Exercise details => The full set of entries below must be returned exactly as shown.

─── Information supplied ───

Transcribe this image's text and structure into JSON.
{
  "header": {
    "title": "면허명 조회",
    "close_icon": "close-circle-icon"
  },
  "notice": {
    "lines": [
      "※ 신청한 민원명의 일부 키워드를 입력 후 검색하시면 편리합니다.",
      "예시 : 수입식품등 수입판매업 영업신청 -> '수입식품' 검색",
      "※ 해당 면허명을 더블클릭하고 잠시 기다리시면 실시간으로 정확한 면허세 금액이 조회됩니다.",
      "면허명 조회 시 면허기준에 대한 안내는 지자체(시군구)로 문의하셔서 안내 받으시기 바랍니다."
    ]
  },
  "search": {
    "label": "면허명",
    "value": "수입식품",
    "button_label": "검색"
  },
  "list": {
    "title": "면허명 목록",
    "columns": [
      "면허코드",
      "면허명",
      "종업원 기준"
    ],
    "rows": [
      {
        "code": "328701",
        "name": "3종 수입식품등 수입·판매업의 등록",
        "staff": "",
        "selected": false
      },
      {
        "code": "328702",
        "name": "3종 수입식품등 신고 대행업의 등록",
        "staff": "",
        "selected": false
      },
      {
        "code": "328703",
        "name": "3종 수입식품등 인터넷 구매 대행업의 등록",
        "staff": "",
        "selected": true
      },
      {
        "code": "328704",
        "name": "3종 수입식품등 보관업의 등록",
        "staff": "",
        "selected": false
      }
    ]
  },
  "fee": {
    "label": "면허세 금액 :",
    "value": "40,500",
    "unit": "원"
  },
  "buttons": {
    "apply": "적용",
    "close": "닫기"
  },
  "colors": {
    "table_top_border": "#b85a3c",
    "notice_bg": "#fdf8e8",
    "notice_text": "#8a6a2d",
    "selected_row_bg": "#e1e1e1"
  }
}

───

Solution to this exercise =>
Transcribe this image's text and structure into JSON.
{
  "header": {
    "title": "면허명 조회",
    "close_icon": "close-circle-icon"
  },
  "notice": {
    "lines": [
      "※ 신청한 민원명의 일부 키워드를 입력 후 검색하시면 편리합니다.",
      "예시 : 수입식품등 수입판매업 영업신청 -> '수입식품' 검색",
      "※ 해당 면허명을 더블클릭하고 잠시 기다리시면 실시간으로 정확한 면허세 금액이 조회됩니다.",
      "면허명 조회 시 면허기준에 대한 안내는 지자체(시군구)로 문의하셔서 안내 받으시기 바랍니다."
    ]
  },
  "search": {
    "label": "면허명",
    "value": "수입식품",
    "button_label": "검색"
  },
  "list": {
    "title": "면허명 목록",
    "columns": [
      "면허코드",
      "면허명",
      "종업원 기준"
    ],
    "rows": [
      {
        "code": "328701",
        "name": "3종 수입식품등 수입·판매업의 등록",
        "staff": "",
        "selected": false
      },
      {
        "code": "328702",
        "name": "3종 수입식품등 신고 대행업의 등록",
        "staff": "",
        "selected": false
      },
      {
        "code": "328703",
        "name": "3종 수입식품등 인터넷 구매 대행업의 등록",
        "staff": "",
        "selected": true
      },
      {
        "code": "328704",
        "name": "3종 수입식품등 보관업의 등록",
        "staff": "",
        "selected": false
      }
    ]
  },
  "fee": {
    "label": "면허세 금액 :",
    "value": "40,500",
    "unit": "원"
  },
  "buttons": {
    "apply": "적용",
    "close": "닫기"
  },
  "colors": {
    "table_top_border": "#b85a3c",
    "notice_bg": "#fdf8e8",
    "notice_text": "#8a6a2d",
    "selected_row_bg": "#e1e1e1"
  }
}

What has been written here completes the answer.